▶ [Exercise description]:
Please copy every line from the records below that contains the string "Quantities".

[Extracted material — start]

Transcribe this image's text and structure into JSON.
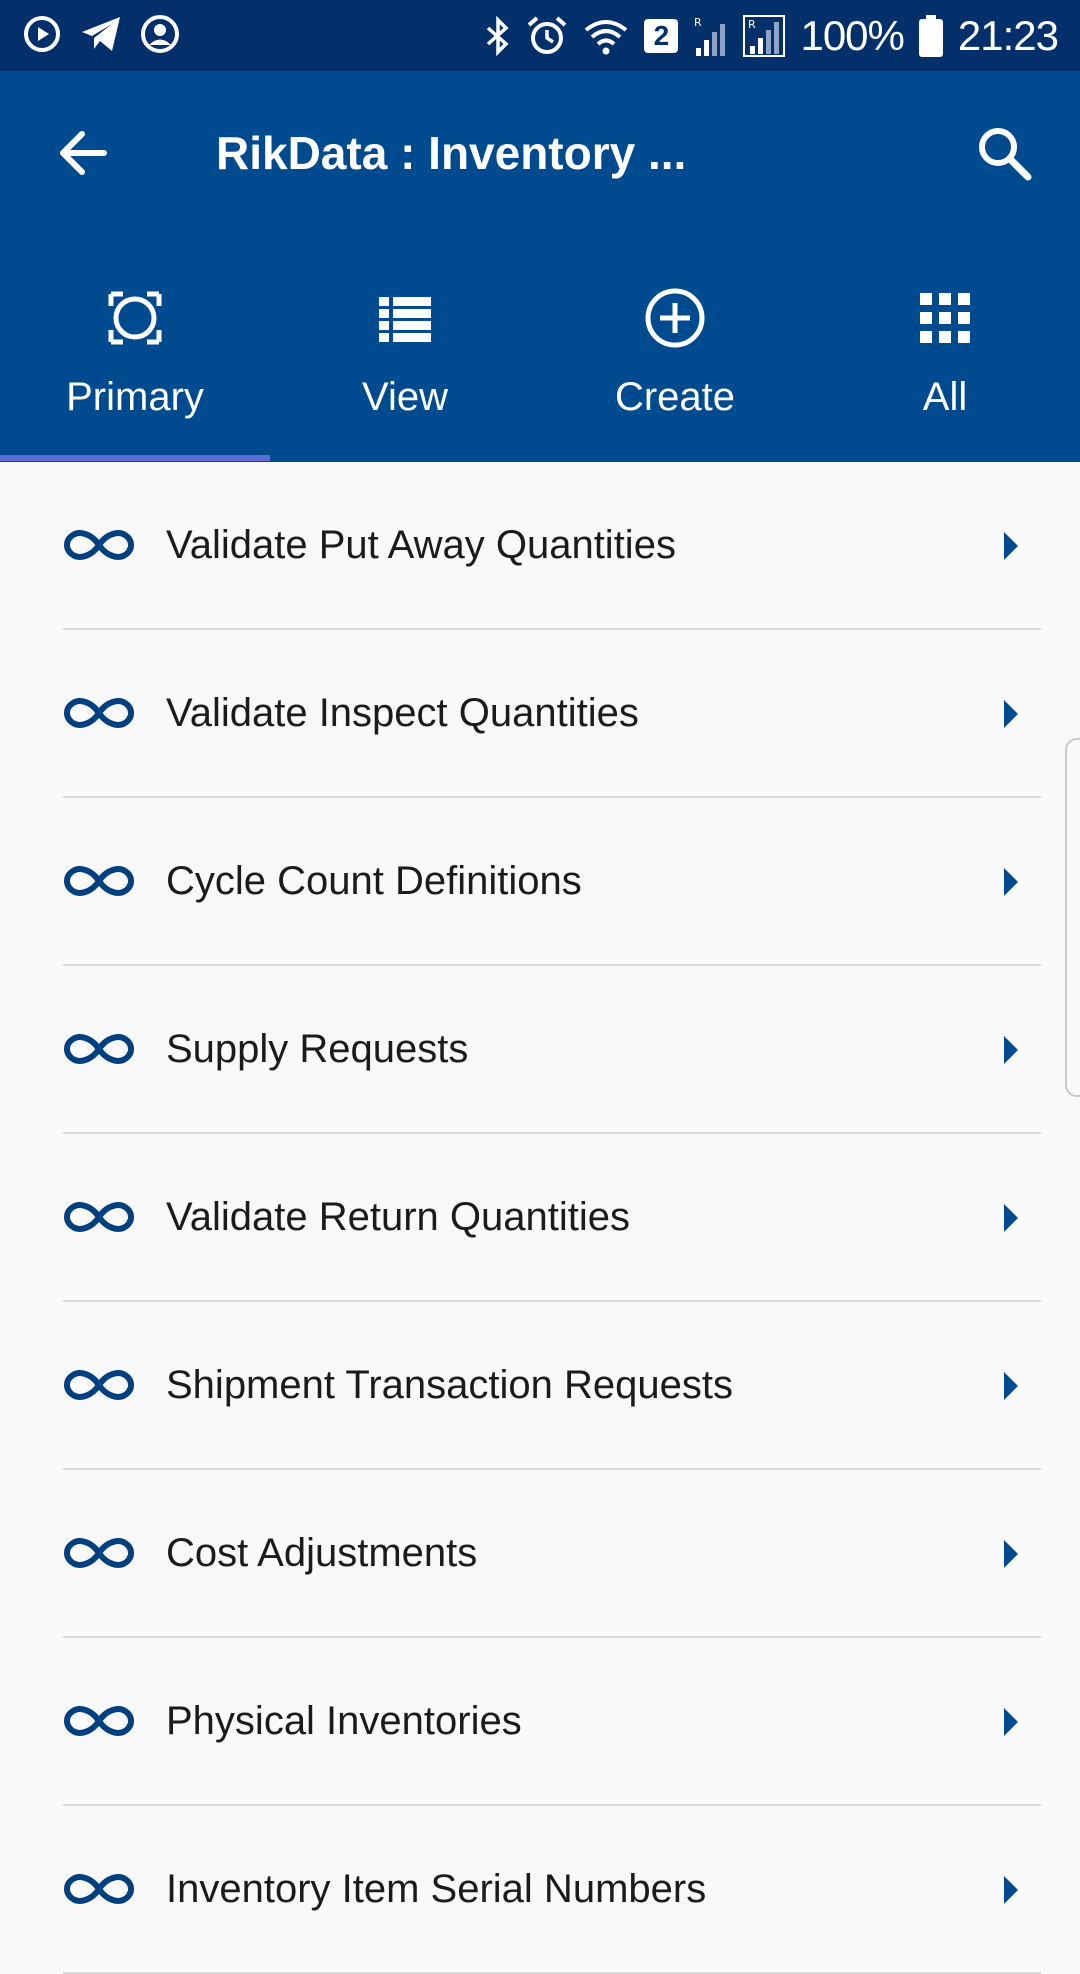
{
  "status_bar": {
    "battery": "100%",
    "time": "21:23",
    "sim_badge": "2",
    "colors": {
      "background": "#03306b",
      "foreground": "#ffffff"
    },
    "icons": [
      "media-icon",
      "telegram-icon",
      "account-icon",
      "bluetooth-icon",
      "alarm-icon",
      "wifi-icon",
      "signal-icon",
      "signal-icon",
      "battery-icon"
    ]
  },
  "app_bar": {
    "title": "RikData : Inventory ...",
    "back_icon": "arrow-left-icon",
    "search_icon": "search-icon",
    "color": "#004a8f"
  },
  "tabs": [
    {
      "label": "Primary",
      "icon": "primary-icon",
      "selected": true
    },
    {
      "label": "View",
      "icon": "list-icon",
      "selected": false
    },
    {
      "label": "Create",
      "icon": "plus-circle-icon",
      "selected": false
    },
    {
      "label": "All",
      "icon": "grid-icon",
      "selected": false
    }
  ],
  "indicator_color": "#5c6bd6",
  "list": {
    "item_icon": "infinity-icon",
    "chevron_icon": "chevron-right-icon",
    "items": [
      {
        "label": "Validate Put Away Quantities"
      },
      {
        "label": "Validate Inspect Quantities"
      },
      {
        "label": "Cycle Count Definitions"
      },
      {
        "label": "Supply Requests"
      },
      {
        "label": "Validate Return Quantities"
      },
      {
        "label": "Shipment Transaction Requests"
      },
      {
        "label": "Cost Adjustments"
      },
      {
        "label": "Physical Inventories"
      },
      {
        "label": "Inventory Item Serial Numbers"
      }
    ]
  }
}
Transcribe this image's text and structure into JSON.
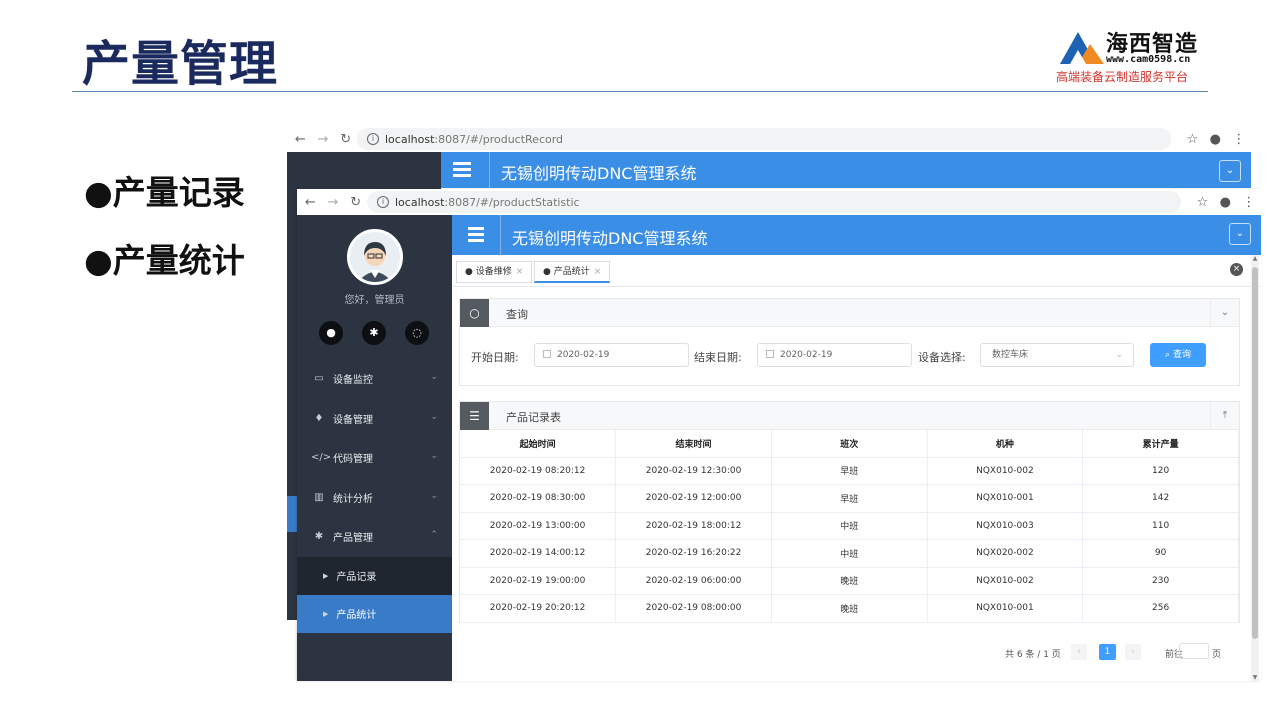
{
  "slide": {
    "title": "产量管理",
    "bullets": [
      "●产量记录",
      "●产量统计"
    ]
  },
  "logo": {
    "brand": "海西智造",
    "url": "www.cam0598.cn",
    "tagline": "高端装备云制造服务平台"
  },
  "back_browser": {
    "url_host": "localhost",
    "url_rest": ":8087/#/productRecord",
    "system_title": "无锡创明传动DNC管理系统"
  },
  "front_browser": {
    "url_host": "localhost",
    "url_rest": ":8087/#/productStatistic",
    "system_title": "无锡创明传动DNC管理系统",
    "sidebar": {
      "greeting": "您好，管理员",
      "menu": [
        {
          "label": "设备监控",
          "icon": "monitor-icon"
        },
        {
          "label": "设备管理",
          "icon": "location-pin-icon"
        },
        {
          "label": "代码管理",
          "icon": "code-icon"
        },
        {
          "label": "统计分析",
          "icon": "bar-chart-icon"
        },
        {
          "label": "产品管理",
          "icon": "gear-icon"
        }
      ],
      "sub_menu": [
        "产品记录",
        "产品统计"
      ]
    },
    "tabs": [
      "● 设备维修",
      "● 产品统计"
    ],
    "query": {
      "title": "查询",
      "start_label": "开始日期:",
      "start_value": "2020-02-19",
      "end_label": "结束日期:",
      "end_value": "2020-02-19",
      "device_label": "设备选择:",
      "device_value": "数控车床",
      "button": "查询"
    },
    "table": {
      "title": "产品记录表",
      "columns": [
        "起始时间",
        "结束时间",
        "班次",
        "机种",
        "累计产量"
      ],
      "rows": [
        [
          "2020-02-19 08:20:12",
          "2020-02-19 12:30:00",
          "早班",
          "NQX010-002",
          "120"
        ],
        [
          "2020-02-19 08:30:00",
          "2020-02-19 12:00:00",
          "早班",
          "NQX010-001",
          "142"
        ],
        [
          "2020-02-19 13:00:00",
          "2020-02-19 18:00:12",
          "中班",
          "NQX010-003",
          "110"
        ],
        [
          "2020-02-19 14:00:12",
          "2020-02-19 16:20:22",
          "中班",
          "NQX020-002",
          "90"
        ],
        [
          "2020-02-19 19:00:00",
          "2020-02-19 06:00:00",
          "晚班",
          "NQX010-002",
          "230"
        ],
        [
          "2020-02-19 20:20:12",
          "2020-02-19 08:00:00",
          "晚班",
          "NQX010-001",
          "256"
        ]
      ]
    },
    "pager": {
      "total": "共 6 条 / 1 页",
      "current": "1",
      "goto": "前往",
      "page": "页"
    }
  }
}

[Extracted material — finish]

▶ [Answer for the task]:
        "label": "Validate Put Away Quantities"
        "label": "Validate Inspect Quantities"
        "label": "Validate Return Quantities"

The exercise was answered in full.